> **Supplied data**:
--- START ---

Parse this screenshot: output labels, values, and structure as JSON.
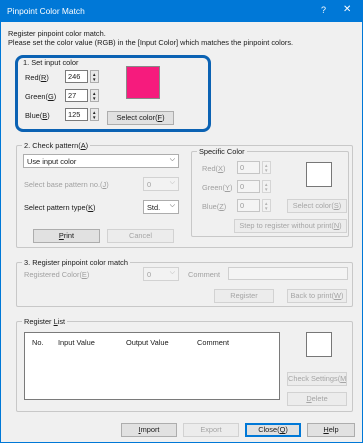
{
  "window": {
    "title": "Pinpoint Color Match",
    "help_glyph": "?",
    "close_glyph": "✕"
  },
  "intro": {
    "line1": "Register pinpoint color match.",
    "line2": "Please set the color value (RGB) in the [Input Color] which matches the pinpoint colors."
  },
  "input_color": {
    "legend": "1. Set input color",
    "red": {
      "label": "Red(",
      "key": "R",
      "value": "246"
    },
    "green": {
      "label": "Green(",
      "key": "G",
      "value": "27"
    },
    "blue": {
      "label": "Blue(",
      "key": "B",
      "value": "125"
    },
    "swatch_color": "#f61b7d",
    "select_color_label": "Select color(",
    "select_color_key": "F"
  },
  "check_pattern": {
    "legend_prefix": "2. Check pattern(",
    "legend_key": "A",
    "mode_value": "Use input color",
    "base_pattern_label": "Select base pattern no.(",
    "base_pattern_key": "J",
    "base_pattern_value": "0",
    "pattern_type_label": "Select pattern type(",
    "pattern_type_key": "K",
    "pattern_type_value": "Std.",
    "print_label_key": "P",
    "print_label_rest": "rint",
    "cancel_label": "Cancel"
  },
  "specific_color": {
    "legend": "Specific Color",
    "red": {
      "label": "Red(",
      "key": "X",
      "value": "0"
    },
    "green": {
      "label": "Green(",
      "key": "Y",
      "value": "0"
    },
    "blue": {
      "label": "Blue(",
      "key": "Z",
      "value": "0"
    },
    "select_color_label": "Select color(",
    "select_color_key": "S",
    "step_label": "Step to register without print(",
    "step_key": "N"
  },
  "register_match": {
    "legend": "3. Register pinpoint color match",
    "registered_color_label": "Registered Color(",
    "registered_color_key": "E",
    "registered_value": "0",
    "comment_label": "Comment",
    "register_button": "Register",
    "back_button": "Back to print(",
    "back_key": "W"
  },
  "register_list": {
    "legend_prefix": "Register ",
    "legend_key": "L",
    "legend_rest": "ist",
    "columns": [
      "No.",
      "Input Value",
      "Output Value",
      "Comment"
    ],
    "check_settings_label": "Check Settings(",
    "check_settings_key": "M",
    "delete_label_key": "D",
    "delete_label_rest": "elete"
  },
  "footer": {
    "import_key": "I",
    "import_rest": "mport",
    "export_label": "Export",
    "close_label": "Close(",
    "close_key": "Q",
    "help_key": "H",
    "help_rest": "elp"
  },
  "colors": {
    "highlight_border": "#0b62b3",
    "titlebar": "#0078d7"
  }
}
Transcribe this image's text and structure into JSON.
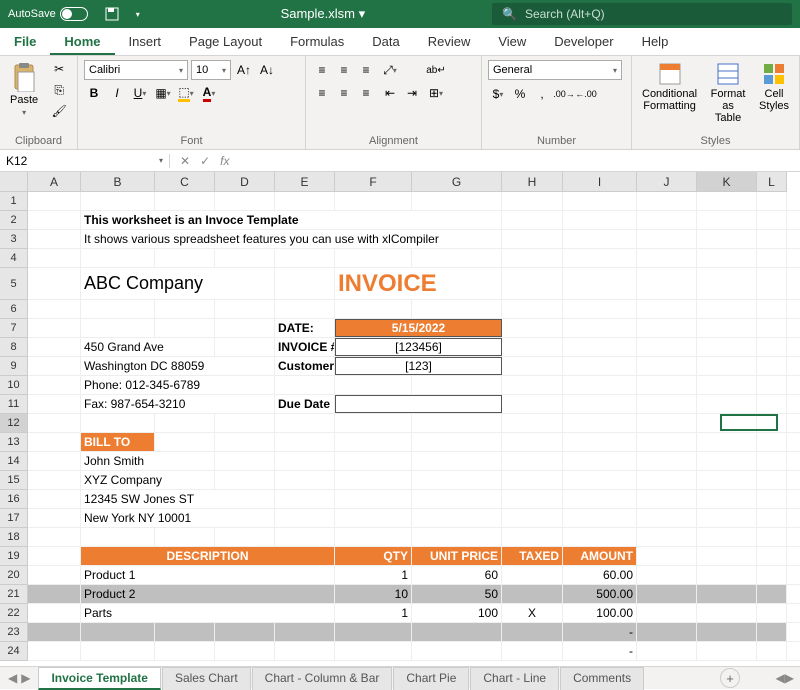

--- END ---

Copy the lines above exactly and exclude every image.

Parse this screenshot: output labels, values, and structure as JSON.
{
  "window": {
    "title": "Pinpoint Color Match",
    "help_glyph": "?",
    "close_glyph": "✕"
  },
  "intro": {
    "line1": "Register pinpoint color match.",
    "line2": "Please set the color value (RGB) in the [Input Color] which matches the pinpoint colors."
  },
  "input_color": {
    "legend": "1. Set input color",
    "red": {
      "label": "Red(",
      "key": "R",
      "value": "246"
    },
    "green": {
      "label": "Green(",
      "key": "G",
      "value": "27"
    },
    "blue": {
      "label": "Blue(",
      "key": "B",
      "value": "125"
    },
    "swatch_color": "#f61b7d",
    "select_color_label": "Select color(",
    "select_color_key": "F"
  },
  "check_pattern": {
    "legend_prefix": "2. Check pattern(",
    "legend_key": "A",
    "mode_value": "Use input color",
    "base_pattern_label": "Select base pattern no.(",
    "base_pattern_key": "J",
    "base_pattern_value": "0",
    "pattern_type_label": "Select pattern type(",
    "pattern_type_key": "K",
    "pattern_type_value": "Std.",
    "print_label_key": "P",
    "print_label_rest": "rint",
    "cancel_label": "Cancel"
  },
  "specific_color": {
    "legend": "Specific Color",
    "red": {
      "label": "Red(",
      "key": "X",
      "value": "0"
    },
    "green": {
      "label": "Green(",
      "key": "Y",
      "value": "0"
    },
    "blue": {
      "label": "Blue(",
      "key": "Z",
      "value": "0"
    },
    "select_color_label": "Select color(",
    "select_color_key": "S",
    "step_label": "Step to register without print(",
    "step_key": "N"
  },
  "register_match": {
    "legend": "3. Register pinpoint color match",
    "registered_color_label": "Registered Color(",
    "registered_color_key": "E",
    "registered_value": "0",
    "comment_label": "Comment",
    "register_button": "Register",
    "back_button": "Back to print(",
    "back_key": "W"
  },
  "register_list": {
    "legend_prefix": "Register ",
    "legend_key": "L",
    "legend_rest": "ist",
    "columns": [
      "No.",
      "Input Value",
      "Output Value",
      "Comment"
    ],
    "check_settings_label": "Check Settings(",
    "check_settings_key": "M",
    "delete_label_key": "D",
    "delete_label_rest": "elete"
  },
  "footer": {
    "import_key": "I",
    "import_rest": "mport",
    "export_label": "Export",
    "close_label": "Close(",
    "close_key": "Q",
    "help_key": "H",
    "help_rest": "elp"
  },
  "colors": {
    "highlight_border": "#0b62b3",
    "titlebar": "#0078d7"
  }
}
Transcribe this image's text and structure into JSON.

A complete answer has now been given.